EXERCISE DETAILS: Go through the data and copy every line exactly, but not the images.

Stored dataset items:

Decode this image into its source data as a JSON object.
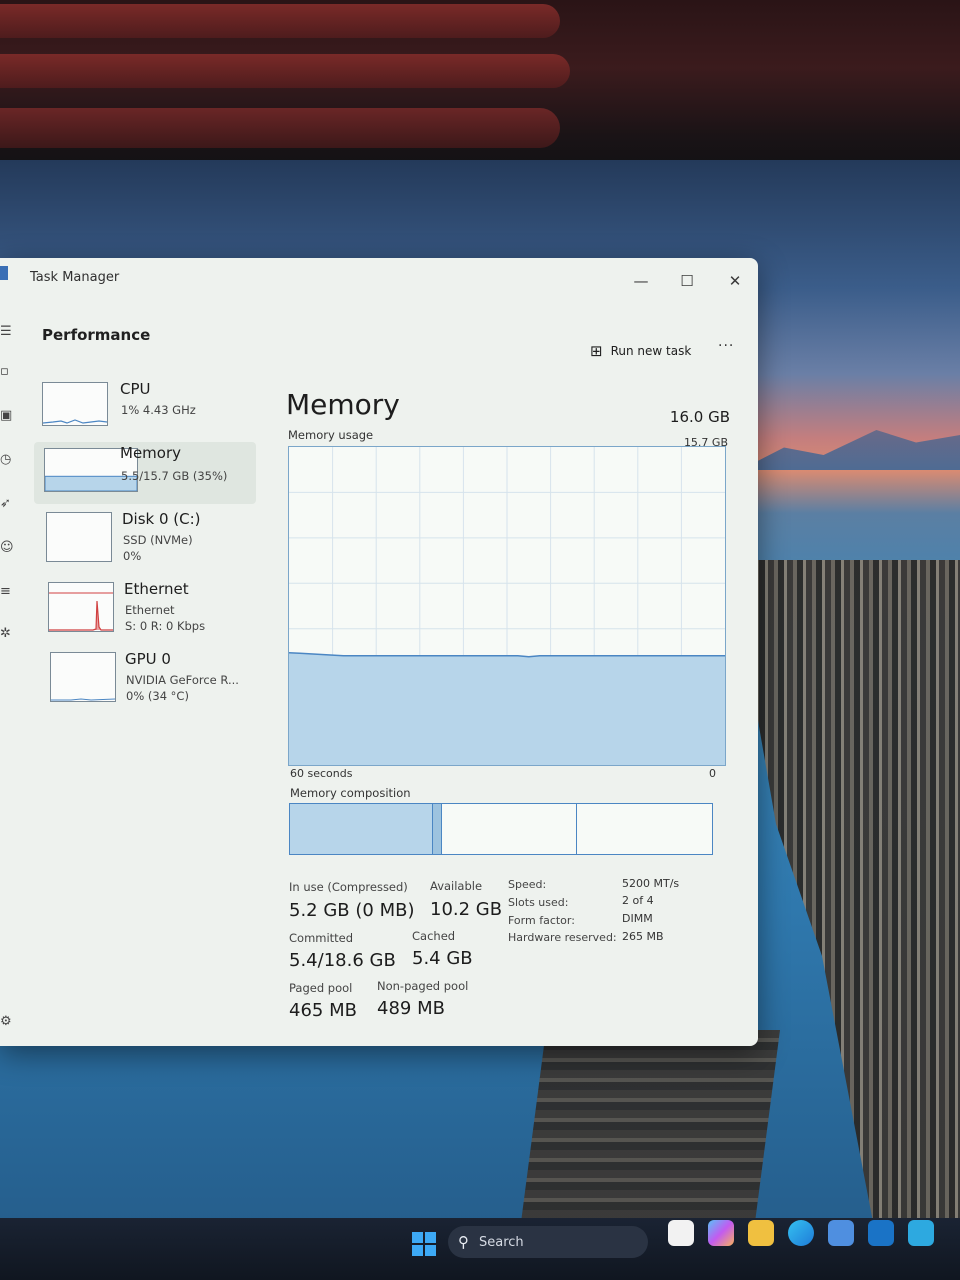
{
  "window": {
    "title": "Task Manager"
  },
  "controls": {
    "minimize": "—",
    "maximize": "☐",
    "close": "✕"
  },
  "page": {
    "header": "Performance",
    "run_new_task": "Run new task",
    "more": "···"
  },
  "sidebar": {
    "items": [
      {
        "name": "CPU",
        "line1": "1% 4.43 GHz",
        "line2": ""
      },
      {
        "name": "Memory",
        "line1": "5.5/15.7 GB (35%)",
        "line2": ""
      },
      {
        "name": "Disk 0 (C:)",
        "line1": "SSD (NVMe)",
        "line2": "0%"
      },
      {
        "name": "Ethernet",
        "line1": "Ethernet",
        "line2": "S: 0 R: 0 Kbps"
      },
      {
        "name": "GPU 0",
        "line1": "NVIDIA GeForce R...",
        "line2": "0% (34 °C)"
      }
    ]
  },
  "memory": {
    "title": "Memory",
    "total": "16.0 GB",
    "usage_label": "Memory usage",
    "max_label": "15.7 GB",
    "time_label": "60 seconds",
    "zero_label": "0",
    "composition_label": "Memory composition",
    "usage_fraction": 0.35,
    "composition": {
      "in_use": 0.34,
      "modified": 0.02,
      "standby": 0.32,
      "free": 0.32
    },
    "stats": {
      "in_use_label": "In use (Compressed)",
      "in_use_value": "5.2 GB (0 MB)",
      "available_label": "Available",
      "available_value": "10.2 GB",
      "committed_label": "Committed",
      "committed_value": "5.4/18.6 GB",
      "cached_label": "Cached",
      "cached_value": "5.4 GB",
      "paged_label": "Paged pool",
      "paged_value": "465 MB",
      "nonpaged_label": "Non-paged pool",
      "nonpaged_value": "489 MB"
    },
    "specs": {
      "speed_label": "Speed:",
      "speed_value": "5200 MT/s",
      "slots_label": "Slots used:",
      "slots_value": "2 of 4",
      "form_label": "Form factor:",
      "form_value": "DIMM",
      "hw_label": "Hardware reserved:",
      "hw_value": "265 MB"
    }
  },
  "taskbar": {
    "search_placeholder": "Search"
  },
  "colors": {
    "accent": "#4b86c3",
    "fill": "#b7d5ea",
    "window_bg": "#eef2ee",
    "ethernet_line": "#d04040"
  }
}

WRITTEN ANSWER:
Decode this image into its source data as a JSON object.
{
  "window": {
    "title": "Task Manager"
  },
  "controls": {
    "minimize": "—",
    "maximize": "☐",
    "close": "✕"
  },
  "page": {
    "header": "Performance",
    "run_new_task": "Run new task",
    "more": "···"
  },
  "sidebar": {
    "items": [
      {
        "name": "CPU",
        "line1": "1% 4.43 GHz",
        "line2": ""
      },
      {
        "name": "Memory",
        "line1": "5.5/15.7 GB (35%)",
        "line2": ""
      },
      {
        "name": "Disk 0 (C:)",
        "line1": "SSD (NVMe)",
        "line2": "0%"
      },
      {
        "name": "Ethernet",
        "line1": "Ethernet",
        "line2": "S: 0 R: 0 Kbps"
      },
      {
        "name": "GPU 0",
        "line1": "NVIDIA GeForce R...",
        "line2": "0% (34 °C)"
      }
    ]
  },
  "memory": {
    "title": "Memory",
    "total": "16.0 GB",
    "usage_label": "Memory usage",
    "max_label": "15.7 GB",
    "time_label": "60 seconds",
    "zero_label": "0",
    "composition_label": "Memory composition",
    "usage_fraction": 0.35,
    "composition": {
      "in_use": 0.34,
      "modified": 0.02,
      "standby": 0.32,
      "free": 0.32
    },
    "stats": {
      "in_use_label": "In use (Compressed)",
      "in_use_value": "5.2 GB (0 MB)",
      "available_label": "Available",
      "available_value": "10.2 GB",
      "committed_label": "Committed",
      "committed_value": "5.4/18.6 GB",
      "cached_label": "Cached",
      "cached_value": "5.4 GB",
      "paged_label": "Paged pool",
      "paged_value": "465 MB",
      "nonpaged_label": "Non-paged pool",
      "nonpaged_value": "489 MB"
    },
    "specs": {
      "speed_label": "Speed:",
      "speed_value": "5200 MT/s",
      "slots_label": "Slots used:",
      "slots_value": "2 of 4",
      "form_label": "Form factor:",
      "form_value": "DIMM",
      "hw_label": "Hardware reserved:",
      "hw_value": "265 MB"
    }
  },
  "taskbar": {
    "search_placeholder": "Search"
  },
  "colors": {
    "accent": "#4b86c3",
    "fill": "#b7d5ea",
    "window_bg": "#eef2ee",
    "ethernet_line": "#d04040"
  }
}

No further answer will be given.